It’s tax time. If you’ve already filed and everything was smooth and organized, this article isn’t for you. This is for those currently digging through piles of records and unorganized receipt folders, promising themselves to be better prepared for the next year. It happens. We’re all human and lead busy lives, especially business owners. Although it may be too late to save you from yourself this year, now is the time to get organized for next. Here’s how:
#1 Organize Your Records- All Year Round
By setting up a filing system right from the start, you can bypass the headache. A great approach is to invest in accounting software. Your checking accounts can be linked to the software, cutting down on data entry. Those financial records can also be linked with whichever tax preparation software you use, which shortens the time it takes to file a return. Another reason for keeping good records: Owners need to provide financial numbers for potential lenders or investors.
#2 Know Your Deductions
There are often missed deductions which are associated with home offices, meals/entertainment and travel. Track all of these things closely throughout the year as they can be huge for a small businesses owner who is usually always working. See the NFIB’s resource on Commonly Missed Deductions. Also, check out Section 179 Deduction for a clear idea of what else you can deduct. Tax laws are complicated, but a tax professional can identify tax breaks and deductions you might otherwise miss.
#3 Hire an Accountant Now
An accountant or CPA can keep you on track, answer any questions and provide you with information and resources. Ask yourself how much your time is worth. If you get an accountant to take care of time-consuming tasks like finances and taxes, it’s likely they will cost less per hour than you would pay yourself. This will free up your extra time to run your business and generate revenue.
#4 If You Owe
Despite all of the diligent work in preparing your tax returns, you may still have a hefty bill to pay state and Federal agencies. Our clients have discovered that there are many uses for extra cash in the spring season. One is tax payments, while others relate to potentially tax deductible facility upgrades, new equipment, payroll, and more. Feel free to call us, if we may be of assistance to you for funding.

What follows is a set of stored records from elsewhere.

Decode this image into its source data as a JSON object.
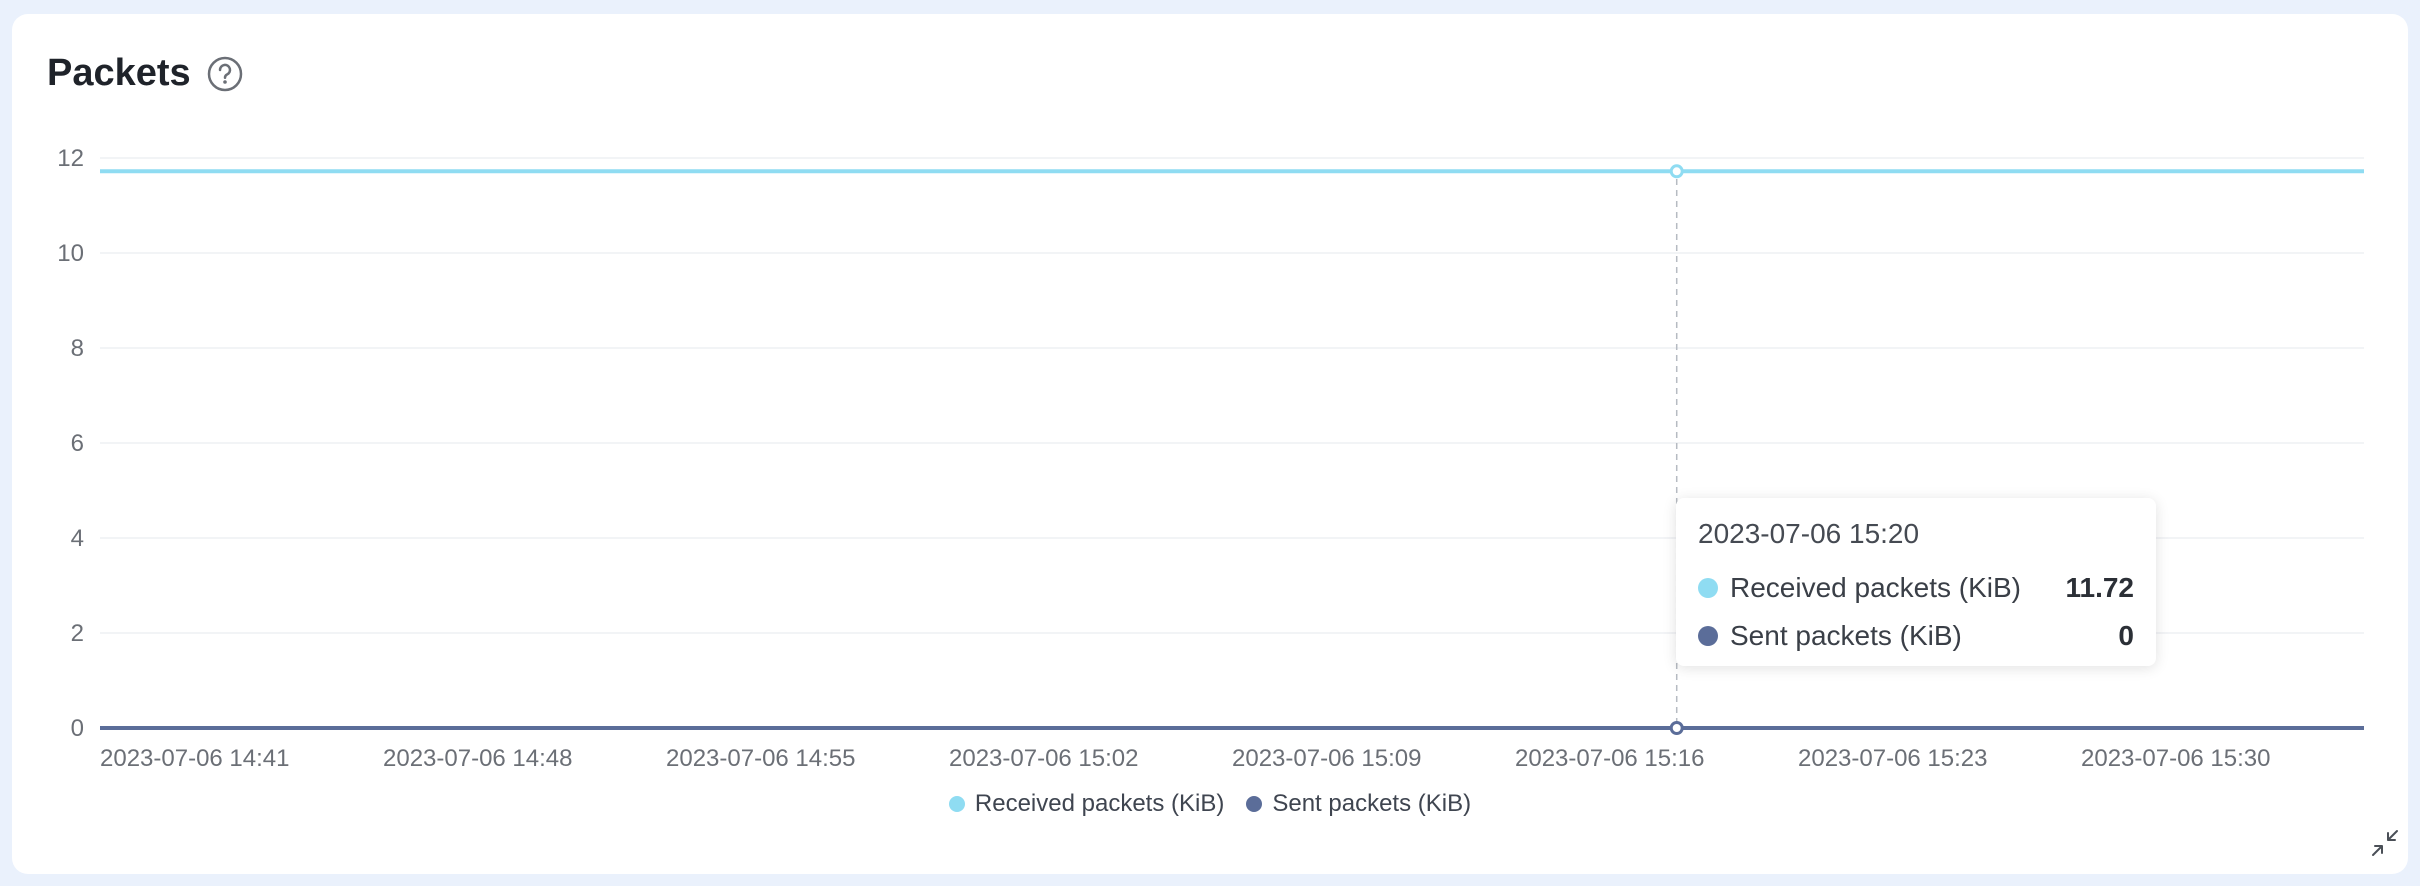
{
  "panel": {
    "title": "Packets",
    "help_icon": "question-circle-icon",
    "collapse_icon": "collapse-arrows-icon"
  },
  "colors": {
    "received": "#8fdcf2",
    "sent": "#5b6d99",
    "grid": "#eef0f3",
    "crosshair": "#b6bbc2"
  },
  "chart_data": {
    "type": "line",
    "title": "Packets",
    "xlabel": "",
    "ylabel": "",
    "ylim": [
      0,
      12
    ],
    "y_ticks": [
      0,
      2,
      4,
      6,
      8,
      10,
      12
    ],
    "x_ticks": [
      "2023-07-06 14:41",
      "2023-07-06 14:48",
      "2023-07-06 14:55",
      "2023-07-06 15:02",
      "2023-07-06 15:09",
      "2023-07-06 15:16",
      "2023-07-06 15:23",
      "2023-07-06 15:30"
    ],
    "x_range": [
      "2023-07-06 14:41",
      "2023-07-06 15:37"
    ],
    "grid": true,
    "legend_position": "bottom-center",
    "series": [
      {
        "name": "Received packets (KiB)",
        "color": "#8fdcf2",
        "constant_value": 11.72
      },
      {
        "name": "Sent packets (KiB)",
        "color": "#5b6d99",
        "constant_value": 0
      }
    ],
    "hover": {
      "time": "2023-07-06 15:20",
      "values": [
        {
          "name": "Received packets (KiB)",
          "value": "11.72"
        },
        {
          "name": "Sent packets (KiB)",
          "value": "0"
        }
      ]
    }
  }
}
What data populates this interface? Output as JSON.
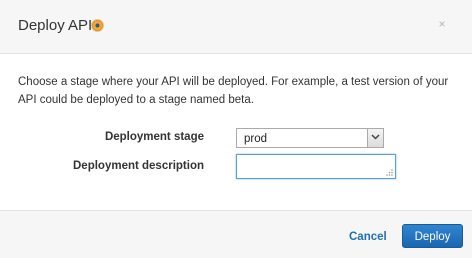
{
  "dialog": {
    "title": "Deploy API",
    "help_icon": "info-help-icon",
    "close_symbol": "×"
  },
  "body": {
    "description": "Choose a stage where your API will be deployed. For example, a test version of your API could be deployed to a stage named beta."
  },
  "form": {
    "stage_label": "Deployment stage",
    "stage_value": "prod",
    "description_label": "Deployment description",
    "description_value": ""
  },
  "footer": {
    "cancel_label": "Cancel",
    "deploy_label": "Deploy"
  },
  "colors": {
    "link": "#1f6fb2",
    "primary_button": "#1a66b0",
    "focus_border": "#5b9dd9"
  }
}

As with anything to do with the government or taxes — if you really want to stay-top of this information, meet with your tax advisor and frequently check for updates on IRS.gov.